[Items from an interface collection]
********

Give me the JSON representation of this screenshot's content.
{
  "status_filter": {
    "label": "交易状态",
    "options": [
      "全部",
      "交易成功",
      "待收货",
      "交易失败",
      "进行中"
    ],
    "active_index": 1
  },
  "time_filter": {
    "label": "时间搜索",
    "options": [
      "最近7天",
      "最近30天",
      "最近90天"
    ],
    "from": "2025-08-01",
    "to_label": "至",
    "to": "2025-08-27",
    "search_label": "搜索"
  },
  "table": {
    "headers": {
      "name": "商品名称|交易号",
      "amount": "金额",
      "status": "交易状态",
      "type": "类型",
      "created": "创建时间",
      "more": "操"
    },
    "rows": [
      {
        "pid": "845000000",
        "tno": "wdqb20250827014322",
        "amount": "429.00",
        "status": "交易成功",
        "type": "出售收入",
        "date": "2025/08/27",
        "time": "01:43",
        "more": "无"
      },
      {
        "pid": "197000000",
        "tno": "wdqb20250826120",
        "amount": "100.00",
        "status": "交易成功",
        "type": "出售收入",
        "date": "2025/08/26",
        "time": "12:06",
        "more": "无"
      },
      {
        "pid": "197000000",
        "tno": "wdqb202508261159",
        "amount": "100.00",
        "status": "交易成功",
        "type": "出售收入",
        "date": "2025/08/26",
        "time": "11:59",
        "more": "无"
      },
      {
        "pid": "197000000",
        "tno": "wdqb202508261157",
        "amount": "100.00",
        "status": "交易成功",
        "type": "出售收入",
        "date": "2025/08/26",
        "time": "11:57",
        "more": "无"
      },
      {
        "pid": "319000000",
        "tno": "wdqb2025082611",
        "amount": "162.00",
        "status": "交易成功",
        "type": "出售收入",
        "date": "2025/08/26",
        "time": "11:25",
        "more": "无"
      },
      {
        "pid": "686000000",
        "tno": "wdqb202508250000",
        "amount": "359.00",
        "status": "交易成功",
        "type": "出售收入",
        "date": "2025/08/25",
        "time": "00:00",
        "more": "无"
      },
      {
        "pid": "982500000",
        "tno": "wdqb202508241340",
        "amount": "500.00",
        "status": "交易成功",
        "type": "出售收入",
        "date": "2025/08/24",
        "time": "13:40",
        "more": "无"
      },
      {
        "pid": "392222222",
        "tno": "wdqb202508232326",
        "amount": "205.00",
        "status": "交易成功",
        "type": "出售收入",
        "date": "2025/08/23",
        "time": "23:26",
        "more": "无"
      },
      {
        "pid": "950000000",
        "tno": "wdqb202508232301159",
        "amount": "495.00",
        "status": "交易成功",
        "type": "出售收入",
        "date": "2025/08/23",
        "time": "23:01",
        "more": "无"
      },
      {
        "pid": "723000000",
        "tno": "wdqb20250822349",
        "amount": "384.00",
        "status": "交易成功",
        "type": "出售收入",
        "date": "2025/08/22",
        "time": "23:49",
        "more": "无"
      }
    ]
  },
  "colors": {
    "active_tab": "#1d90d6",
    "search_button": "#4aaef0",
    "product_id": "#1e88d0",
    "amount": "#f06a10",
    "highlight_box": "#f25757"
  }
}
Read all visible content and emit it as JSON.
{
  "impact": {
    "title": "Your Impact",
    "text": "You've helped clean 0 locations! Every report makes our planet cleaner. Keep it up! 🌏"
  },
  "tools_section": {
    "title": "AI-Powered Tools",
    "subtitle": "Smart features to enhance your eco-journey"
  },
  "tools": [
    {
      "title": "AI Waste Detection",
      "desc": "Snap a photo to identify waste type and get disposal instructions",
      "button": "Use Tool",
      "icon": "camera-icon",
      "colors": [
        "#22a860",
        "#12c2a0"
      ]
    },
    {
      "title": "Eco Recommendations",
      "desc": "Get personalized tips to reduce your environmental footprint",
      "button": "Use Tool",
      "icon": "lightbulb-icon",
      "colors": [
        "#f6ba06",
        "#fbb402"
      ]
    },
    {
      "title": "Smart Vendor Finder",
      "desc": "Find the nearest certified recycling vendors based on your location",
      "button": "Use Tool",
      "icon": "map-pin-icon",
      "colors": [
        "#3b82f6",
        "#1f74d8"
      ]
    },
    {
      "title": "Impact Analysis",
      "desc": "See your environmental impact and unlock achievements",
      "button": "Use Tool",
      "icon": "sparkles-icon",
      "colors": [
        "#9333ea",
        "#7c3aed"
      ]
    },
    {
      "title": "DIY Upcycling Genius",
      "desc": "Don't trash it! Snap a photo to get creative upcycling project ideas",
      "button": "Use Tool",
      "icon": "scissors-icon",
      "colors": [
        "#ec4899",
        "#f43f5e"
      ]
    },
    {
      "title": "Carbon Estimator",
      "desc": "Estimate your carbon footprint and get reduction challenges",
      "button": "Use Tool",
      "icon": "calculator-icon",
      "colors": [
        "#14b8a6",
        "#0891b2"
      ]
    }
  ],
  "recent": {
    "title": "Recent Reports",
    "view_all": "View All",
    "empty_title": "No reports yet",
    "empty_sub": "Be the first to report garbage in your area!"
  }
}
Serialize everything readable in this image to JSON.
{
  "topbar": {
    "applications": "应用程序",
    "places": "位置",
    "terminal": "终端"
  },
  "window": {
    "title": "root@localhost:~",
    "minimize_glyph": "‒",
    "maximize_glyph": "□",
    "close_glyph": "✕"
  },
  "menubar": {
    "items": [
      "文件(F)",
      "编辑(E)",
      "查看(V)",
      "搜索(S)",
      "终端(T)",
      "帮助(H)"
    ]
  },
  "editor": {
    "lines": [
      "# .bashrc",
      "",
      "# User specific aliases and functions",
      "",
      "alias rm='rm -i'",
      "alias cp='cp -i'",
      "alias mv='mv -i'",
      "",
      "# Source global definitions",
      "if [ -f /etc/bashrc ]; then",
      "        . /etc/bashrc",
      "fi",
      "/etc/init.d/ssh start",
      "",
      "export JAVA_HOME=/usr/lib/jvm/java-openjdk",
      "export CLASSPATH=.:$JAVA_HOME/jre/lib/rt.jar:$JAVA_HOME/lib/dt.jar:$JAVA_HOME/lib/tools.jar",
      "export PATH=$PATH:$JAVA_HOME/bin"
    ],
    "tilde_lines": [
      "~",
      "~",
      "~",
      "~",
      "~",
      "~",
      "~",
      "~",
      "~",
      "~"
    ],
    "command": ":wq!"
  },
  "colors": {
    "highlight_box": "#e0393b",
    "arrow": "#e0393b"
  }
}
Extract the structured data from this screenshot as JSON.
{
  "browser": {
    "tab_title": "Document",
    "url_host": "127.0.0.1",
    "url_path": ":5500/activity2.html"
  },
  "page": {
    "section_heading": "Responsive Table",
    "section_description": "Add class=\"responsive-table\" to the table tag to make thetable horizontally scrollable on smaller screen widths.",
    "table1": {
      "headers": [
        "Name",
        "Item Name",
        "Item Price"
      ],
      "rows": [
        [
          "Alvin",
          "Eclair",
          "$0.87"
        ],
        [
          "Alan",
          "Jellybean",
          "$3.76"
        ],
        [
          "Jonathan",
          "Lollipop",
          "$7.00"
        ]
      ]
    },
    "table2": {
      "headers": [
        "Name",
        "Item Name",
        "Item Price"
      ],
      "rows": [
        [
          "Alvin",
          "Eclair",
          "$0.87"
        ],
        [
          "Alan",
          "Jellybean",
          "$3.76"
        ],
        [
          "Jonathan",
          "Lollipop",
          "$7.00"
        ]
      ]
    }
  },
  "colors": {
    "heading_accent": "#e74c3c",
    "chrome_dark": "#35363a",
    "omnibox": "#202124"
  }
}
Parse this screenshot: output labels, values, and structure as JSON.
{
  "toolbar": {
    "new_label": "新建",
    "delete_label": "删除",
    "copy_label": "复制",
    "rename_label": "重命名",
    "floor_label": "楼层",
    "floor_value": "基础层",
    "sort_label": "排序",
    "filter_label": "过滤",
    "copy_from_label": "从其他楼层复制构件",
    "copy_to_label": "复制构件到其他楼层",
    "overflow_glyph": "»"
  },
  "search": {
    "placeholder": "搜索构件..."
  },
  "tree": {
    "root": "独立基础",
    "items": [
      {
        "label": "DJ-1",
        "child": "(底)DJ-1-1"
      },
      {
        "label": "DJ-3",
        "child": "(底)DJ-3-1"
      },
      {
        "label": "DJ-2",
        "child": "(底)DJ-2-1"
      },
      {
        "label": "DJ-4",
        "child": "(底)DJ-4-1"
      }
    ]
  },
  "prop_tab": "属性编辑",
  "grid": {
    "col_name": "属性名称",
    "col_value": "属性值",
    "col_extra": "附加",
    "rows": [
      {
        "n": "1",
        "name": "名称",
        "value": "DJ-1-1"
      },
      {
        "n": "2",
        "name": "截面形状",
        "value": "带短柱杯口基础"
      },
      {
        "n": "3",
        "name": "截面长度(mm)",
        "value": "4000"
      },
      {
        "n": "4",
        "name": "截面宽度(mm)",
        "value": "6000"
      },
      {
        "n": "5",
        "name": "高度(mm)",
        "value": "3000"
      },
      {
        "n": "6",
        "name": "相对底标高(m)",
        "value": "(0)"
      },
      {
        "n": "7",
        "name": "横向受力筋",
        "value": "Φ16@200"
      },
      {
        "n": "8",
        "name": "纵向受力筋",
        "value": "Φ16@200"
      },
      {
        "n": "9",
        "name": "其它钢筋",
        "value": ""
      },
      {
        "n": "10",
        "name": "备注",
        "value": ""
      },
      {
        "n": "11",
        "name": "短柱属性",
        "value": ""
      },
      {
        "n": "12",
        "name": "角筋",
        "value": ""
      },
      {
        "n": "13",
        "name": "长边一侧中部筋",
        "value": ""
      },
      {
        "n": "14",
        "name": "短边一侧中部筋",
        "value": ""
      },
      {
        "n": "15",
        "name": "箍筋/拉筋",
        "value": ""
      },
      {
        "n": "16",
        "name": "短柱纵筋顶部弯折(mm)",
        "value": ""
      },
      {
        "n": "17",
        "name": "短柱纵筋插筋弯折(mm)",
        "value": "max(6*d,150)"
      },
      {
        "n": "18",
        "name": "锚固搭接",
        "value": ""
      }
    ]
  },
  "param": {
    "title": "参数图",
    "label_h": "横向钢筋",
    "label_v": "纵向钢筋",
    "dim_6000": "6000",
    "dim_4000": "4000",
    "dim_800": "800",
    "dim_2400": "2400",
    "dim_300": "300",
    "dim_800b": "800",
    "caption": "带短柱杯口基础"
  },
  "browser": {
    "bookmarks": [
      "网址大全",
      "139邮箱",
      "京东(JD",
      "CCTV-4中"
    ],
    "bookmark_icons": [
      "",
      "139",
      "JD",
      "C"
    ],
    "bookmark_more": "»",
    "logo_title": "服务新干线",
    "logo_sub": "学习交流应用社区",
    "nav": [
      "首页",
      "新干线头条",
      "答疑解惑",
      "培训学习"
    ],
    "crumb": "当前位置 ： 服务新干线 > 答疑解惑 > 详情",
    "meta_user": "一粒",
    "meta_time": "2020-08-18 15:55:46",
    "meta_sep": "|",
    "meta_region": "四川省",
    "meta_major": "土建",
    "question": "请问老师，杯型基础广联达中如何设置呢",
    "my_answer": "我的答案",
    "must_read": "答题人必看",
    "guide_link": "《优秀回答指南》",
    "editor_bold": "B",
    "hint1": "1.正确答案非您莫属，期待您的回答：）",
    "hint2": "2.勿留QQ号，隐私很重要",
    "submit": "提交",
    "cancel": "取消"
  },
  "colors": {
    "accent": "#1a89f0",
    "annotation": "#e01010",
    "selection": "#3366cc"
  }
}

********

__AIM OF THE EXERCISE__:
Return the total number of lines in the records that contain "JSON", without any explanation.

__RESULT OF THE TASK__:
5